Towards Predator-Free Taranaki is calling on locals with backyard rat traps to ensure they are set, baited, checked regularly and catches are recorded.

Towards Predator-Free Taranaki project manager Toby Shanley says with the country in lockdown due to Covid-19, project volunteers are no longer checking traps in public parks and reserves and rural trapping by project staff and contractors is temporarily on hold.

However those in both urban and rural areas still have an important role to play in keeping predators on their property under control, Toby says.

"Now is the perfect time for urban residents to check their existing rat traps are good to go. If you have one lying around you haven't used in a while, dust it off and set it up in your backyard or garden."

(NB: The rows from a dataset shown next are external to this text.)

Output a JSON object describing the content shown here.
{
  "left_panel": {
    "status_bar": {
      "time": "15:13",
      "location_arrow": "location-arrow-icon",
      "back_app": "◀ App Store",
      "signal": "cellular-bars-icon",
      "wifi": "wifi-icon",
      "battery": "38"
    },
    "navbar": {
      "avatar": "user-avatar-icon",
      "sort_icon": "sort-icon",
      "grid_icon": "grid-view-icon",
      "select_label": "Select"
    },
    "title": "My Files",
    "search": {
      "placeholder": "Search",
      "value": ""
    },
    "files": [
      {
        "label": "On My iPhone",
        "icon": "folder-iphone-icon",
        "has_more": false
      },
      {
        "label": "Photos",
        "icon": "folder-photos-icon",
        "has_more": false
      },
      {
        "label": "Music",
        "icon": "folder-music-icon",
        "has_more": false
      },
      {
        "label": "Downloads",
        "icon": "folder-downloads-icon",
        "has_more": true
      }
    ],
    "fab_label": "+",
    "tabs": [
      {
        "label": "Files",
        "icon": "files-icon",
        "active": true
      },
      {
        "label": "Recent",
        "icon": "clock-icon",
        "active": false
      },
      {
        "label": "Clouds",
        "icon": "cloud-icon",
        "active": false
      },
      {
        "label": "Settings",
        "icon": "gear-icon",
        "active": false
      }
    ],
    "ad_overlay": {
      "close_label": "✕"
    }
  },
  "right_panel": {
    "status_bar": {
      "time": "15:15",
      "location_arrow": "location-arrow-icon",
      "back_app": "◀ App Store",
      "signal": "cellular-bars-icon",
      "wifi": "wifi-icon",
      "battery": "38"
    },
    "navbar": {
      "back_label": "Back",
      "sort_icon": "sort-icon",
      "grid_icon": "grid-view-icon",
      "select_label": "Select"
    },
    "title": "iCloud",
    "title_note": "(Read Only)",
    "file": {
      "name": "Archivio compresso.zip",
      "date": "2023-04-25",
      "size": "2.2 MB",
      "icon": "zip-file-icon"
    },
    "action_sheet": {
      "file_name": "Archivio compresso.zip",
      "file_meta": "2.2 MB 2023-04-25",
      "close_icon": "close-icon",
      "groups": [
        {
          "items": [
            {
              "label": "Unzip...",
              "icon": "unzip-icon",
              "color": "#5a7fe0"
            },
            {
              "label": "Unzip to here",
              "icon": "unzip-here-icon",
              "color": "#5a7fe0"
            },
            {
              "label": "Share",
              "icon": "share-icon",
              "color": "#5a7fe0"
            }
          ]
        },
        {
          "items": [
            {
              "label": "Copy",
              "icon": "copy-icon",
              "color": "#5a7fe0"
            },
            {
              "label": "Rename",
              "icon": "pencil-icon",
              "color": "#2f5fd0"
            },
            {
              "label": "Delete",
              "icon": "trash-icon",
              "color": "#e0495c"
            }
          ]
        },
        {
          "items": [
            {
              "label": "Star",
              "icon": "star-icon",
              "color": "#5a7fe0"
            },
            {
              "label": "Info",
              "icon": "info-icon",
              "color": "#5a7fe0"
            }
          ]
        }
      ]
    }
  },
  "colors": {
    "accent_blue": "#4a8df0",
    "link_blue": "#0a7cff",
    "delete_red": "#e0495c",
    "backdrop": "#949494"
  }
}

He says with winter approaching, rats are most likely to go into homes looking for food and warmth.

"Being in lockdown with your family or flatmates can be challenging enough, without adding rats to the bubble."

Toby says people who already own traps should ensure they are set and freshly baited – peanut butter is a favourite – and checked daily. Their trap should be registered on and catches recorded.

He says both the website and app are simple and quick to use. Recording catches helps Towards Predator-Free Taranaki monitor the success of the project and identify any rat hotspots.

Farmers and rural landowners are also encouraged to regularly check and bait traps on the properties on which they are in lockdown.

Towards Predator-Free Taranaki works with schools, community organisations, iwi and volunteers across the region to protect Taranaki wildlife and native bush from introduced predators such as rats, possums and mustelids (stoats, weasels and ferrets).

For more information on the project, including how you can buy a $10 rat trap when the lockdown is over, go to or follow Towards Predator-Free Taranaki on Facebook.